Don't let any of your advisers analyse whilst collecting the information. These are two distinct activities within the due diligence process. First find out where the required information is, then collect the information, recording its source and noting whether it is fact or hearsay. Then start an objective analysis. It is also important that whilst collecting information the buyers team is alerted immediately to areas where there is information missing.
Finally, make sure you differentiate between fact and opinion. Information that is presented as fact should be signed off by the target company's directors.
Don't panic, take your time
A focused but comprehensive approach is better than taking shortcuts in order to reduce costs. Often the buyer discovers that 'thin areas' of diligence need to be covered again in more detail, ultimately consuming extra time and costs.
This is a rare opportunity to acquire a technology led B2B business boasting cutting edge, digitally driven communication with exponential expansion opportunities. To take the business on its planned trajectory, we are looking for a partner to not...
A well-regarded organisation operating at the forefront of its market. Offers a comprehensive range of oil, gas, chemical and water pipeline monitoring systems, specialising in innovative remote solutions and software. Monitoring units are designed t...
Operates as a white meat cutting plant producing premium fresh and frozen poultry meat to customer-specific requirements. Currently services over 150 active customers, circa 95% of whom provide reliable repeat business.
Sign up to receive our acquisition alert emails to get your FREE guide
Business Sale Report is your complete solution to finding great acquisition opportunities.

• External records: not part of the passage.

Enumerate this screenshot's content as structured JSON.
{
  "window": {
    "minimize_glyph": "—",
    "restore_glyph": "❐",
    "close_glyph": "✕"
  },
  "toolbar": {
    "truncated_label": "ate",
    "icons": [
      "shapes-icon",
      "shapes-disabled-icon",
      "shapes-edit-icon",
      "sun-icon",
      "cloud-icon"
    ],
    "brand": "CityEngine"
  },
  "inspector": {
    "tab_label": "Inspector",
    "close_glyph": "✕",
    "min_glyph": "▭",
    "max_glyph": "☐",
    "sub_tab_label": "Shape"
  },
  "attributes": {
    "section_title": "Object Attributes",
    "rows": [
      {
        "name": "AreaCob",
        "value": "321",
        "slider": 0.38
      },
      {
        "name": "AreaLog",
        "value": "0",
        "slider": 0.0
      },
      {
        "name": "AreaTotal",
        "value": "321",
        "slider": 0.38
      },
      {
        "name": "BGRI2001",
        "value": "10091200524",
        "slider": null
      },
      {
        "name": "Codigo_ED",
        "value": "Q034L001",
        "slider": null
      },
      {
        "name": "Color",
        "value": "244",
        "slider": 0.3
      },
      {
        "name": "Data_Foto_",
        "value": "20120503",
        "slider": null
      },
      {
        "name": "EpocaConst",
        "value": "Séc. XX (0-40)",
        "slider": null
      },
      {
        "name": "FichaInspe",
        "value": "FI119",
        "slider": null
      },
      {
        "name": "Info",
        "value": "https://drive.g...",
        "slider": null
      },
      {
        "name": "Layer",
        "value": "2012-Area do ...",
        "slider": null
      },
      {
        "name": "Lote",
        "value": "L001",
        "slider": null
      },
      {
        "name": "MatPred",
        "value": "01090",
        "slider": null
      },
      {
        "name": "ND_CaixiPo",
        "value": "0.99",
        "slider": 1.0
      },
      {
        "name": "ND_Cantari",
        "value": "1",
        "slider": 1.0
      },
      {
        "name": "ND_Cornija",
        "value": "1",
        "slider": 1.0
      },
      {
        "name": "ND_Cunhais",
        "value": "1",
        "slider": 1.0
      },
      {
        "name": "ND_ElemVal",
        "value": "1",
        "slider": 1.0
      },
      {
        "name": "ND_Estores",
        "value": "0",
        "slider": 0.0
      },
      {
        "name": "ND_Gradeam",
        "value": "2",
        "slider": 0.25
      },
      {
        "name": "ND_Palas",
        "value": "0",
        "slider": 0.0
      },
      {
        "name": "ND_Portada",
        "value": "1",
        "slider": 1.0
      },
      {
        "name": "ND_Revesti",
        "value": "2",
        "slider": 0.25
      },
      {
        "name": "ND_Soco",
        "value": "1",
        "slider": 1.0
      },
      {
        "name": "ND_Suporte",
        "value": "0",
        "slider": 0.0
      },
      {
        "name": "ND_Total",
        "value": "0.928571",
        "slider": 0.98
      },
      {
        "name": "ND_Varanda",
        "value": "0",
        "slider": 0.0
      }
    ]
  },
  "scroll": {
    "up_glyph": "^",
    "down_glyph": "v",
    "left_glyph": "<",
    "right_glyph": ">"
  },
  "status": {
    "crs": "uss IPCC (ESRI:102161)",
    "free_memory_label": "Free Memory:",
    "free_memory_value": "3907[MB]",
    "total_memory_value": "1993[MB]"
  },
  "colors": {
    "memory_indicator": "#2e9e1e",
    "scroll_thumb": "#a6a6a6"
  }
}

Join today to receive:
All this and much more, including the latest M&A news and exclusive resources